Bourdais wins third straight with ease

TORONTO -- The look of surprise on the face of Sebastien Bourdais made Jimmy Vasser laugh.

"It was pretty wild out there and I had a great seat for a lot
of the action,'' said Vasser, the runner-up in the Toronto Molson
Indy. "Apparently, it was all behind Sebastien.''

Bourdais somehow avoided trouble Sunday on the way to his third
Champ Car win in a row and didn't even realize how chaotic it was
on the tight 1.755-mile, 10-turn street course at the edge of
downtown Toronto.

After the race, Bourdais listened closely, looking somewhat
surprised as Vasser and third-place finisher Patrick Carpentier
talked about the wild race that included seven caution flags and
plenty of collisions and near misses.

"About the only thing I can say is I'm glad I was out front
because it looks like it was real crazy out there,'' Bourdais said.
"Apparently, I missed a lot of it. I just tried to keep my nose
clean and stay focused out there.''

The 25-year-old Frenchman started from the pole and was
virtually assured of his fourth win of the season and taking over
the season point lead from Bruno Junqueira when his Newman/Haas
Racing teammate crashed on the first turn of the race.

Bourdais was totally in charge throughout the caution-filled
race that was ended at just 84 laps -- 11 laps early -- because of a
1-hour and 45-minute time limit.

Bourdais' seventh career victory and fourth in the last five
races moved the second-year Champ Car driver to a 28-point
(164-136) lead over Junqueira after six of 15 events.

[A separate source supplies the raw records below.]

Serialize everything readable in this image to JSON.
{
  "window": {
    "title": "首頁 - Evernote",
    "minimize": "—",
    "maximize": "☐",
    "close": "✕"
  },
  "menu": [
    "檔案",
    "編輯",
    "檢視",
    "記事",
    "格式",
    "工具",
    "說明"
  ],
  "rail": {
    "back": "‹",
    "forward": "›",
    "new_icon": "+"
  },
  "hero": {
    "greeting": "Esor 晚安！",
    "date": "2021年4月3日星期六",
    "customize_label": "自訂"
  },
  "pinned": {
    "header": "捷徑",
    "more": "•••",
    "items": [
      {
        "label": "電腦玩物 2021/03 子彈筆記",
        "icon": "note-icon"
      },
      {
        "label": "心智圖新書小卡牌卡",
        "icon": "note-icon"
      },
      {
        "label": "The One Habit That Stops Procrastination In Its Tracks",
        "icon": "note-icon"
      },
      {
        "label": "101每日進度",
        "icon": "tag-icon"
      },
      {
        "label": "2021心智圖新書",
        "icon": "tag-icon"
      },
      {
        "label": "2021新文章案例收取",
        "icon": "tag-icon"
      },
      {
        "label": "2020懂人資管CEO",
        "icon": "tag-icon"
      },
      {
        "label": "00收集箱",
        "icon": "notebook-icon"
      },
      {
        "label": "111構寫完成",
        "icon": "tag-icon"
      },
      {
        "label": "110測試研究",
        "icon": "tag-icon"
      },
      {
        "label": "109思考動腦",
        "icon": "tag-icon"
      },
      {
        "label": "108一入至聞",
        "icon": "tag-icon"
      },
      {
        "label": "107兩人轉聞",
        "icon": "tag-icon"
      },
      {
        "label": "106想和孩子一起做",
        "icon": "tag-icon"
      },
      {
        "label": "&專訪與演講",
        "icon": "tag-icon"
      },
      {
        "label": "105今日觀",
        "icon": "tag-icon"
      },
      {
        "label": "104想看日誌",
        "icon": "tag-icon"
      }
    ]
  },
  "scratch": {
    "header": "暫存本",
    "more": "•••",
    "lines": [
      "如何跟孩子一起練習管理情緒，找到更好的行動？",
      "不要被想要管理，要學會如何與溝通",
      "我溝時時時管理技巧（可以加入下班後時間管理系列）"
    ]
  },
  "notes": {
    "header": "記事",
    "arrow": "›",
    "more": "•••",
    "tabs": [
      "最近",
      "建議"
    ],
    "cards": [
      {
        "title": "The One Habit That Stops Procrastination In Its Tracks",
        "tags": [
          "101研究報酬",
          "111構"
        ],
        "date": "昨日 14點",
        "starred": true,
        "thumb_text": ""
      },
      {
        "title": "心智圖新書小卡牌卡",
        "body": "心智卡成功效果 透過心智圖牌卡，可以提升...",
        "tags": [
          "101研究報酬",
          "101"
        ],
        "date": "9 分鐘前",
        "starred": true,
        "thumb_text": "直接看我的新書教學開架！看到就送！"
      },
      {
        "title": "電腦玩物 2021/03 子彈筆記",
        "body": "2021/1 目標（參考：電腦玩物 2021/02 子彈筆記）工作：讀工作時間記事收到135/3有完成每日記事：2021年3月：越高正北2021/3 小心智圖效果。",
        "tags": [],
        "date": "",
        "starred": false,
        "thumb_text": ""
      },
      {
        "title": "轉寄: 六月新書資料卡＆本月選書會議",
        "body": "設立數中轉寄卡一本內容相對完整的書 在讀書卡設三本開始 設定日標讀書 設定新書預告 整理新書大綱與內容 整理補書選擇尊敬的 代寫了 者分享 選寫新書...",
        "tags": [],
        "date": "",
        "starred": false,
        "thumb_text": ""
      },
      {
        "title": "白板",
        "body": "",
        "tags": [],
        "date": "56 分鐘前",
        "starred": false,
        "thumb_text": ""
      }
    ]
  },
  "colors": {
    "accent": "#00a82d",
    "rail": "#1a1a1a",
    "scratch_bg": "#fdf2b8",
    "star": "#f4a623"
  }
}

Carpentier is
third with 129 points and Paul Tracy fourth with 108.

Vasser, who also managed to avoid trouble throughout the race,
got one last shot at the leader on a restart two laps from the end.
But the former series champion came up 1.396 seconds (about 20
car-lengths) short.

"For sure, I was trying to stay with him in case he made a
mistake,'' said Vasser, who got his first podium finish since
becoming an owner-driver at the start of the season. "But there
was no grip out there and I was just trying to save myself and not
do anything stupid.''

Mario Haberfeld finished fourth, followed by hometown favorite
Tracy, rookie Gaston Mazzacane and Alex Tagliani.

Defending series champion Tracy and nemesis Tagliani, whom Tracy
has blamed for putting him far behind in the 2004 points race,
stayed away from each other Sunday, but each was penalized twice
for running into other cars.

Bourdais' task became easier when Junqueira, who came into the
race with a two-point lead over Bourdais, collided with Mario
Dominguez, taking both of them out of the race.

Tracy, trying to turn around a disappointing season at the track
where he won from the pole a year ago, started second and was able
to pressure Bourdais for a while.

But the native of suburban Scarborough fell behind rookie Justin
Wilson on his first pit stop.

Battling with Wilson for second, Tracy came up short on an
outside pass, darted to the inside and ran into the slower car of
Wilson as the latter started to slide. Champ Car immediately
penalized Tracy for avoidable contact, sending him slowly down pit
lane for a drive-through that took him out of contention.

Tracy was penalized with another drive-through later in the race
after crashing into Michel Jourdain Jr. as Tracy charged off of pit
road on cold tires.

Gerald Forsythe, who is both the owner of Tracy's car and one of
the owners of the Champ Car World Series, was furious, particularly
about the first penalty.

"I could take four or five people out of the stands over there
and they'd do a better job than the Champ Car officials,'' Forsythe

Tracy, who was fined $15,000 last month in Portland, Ore., after
criticizing officials for allegedly allowing Tagliani to block him
for a dozen laps, sarcastically said the officials "did a fine job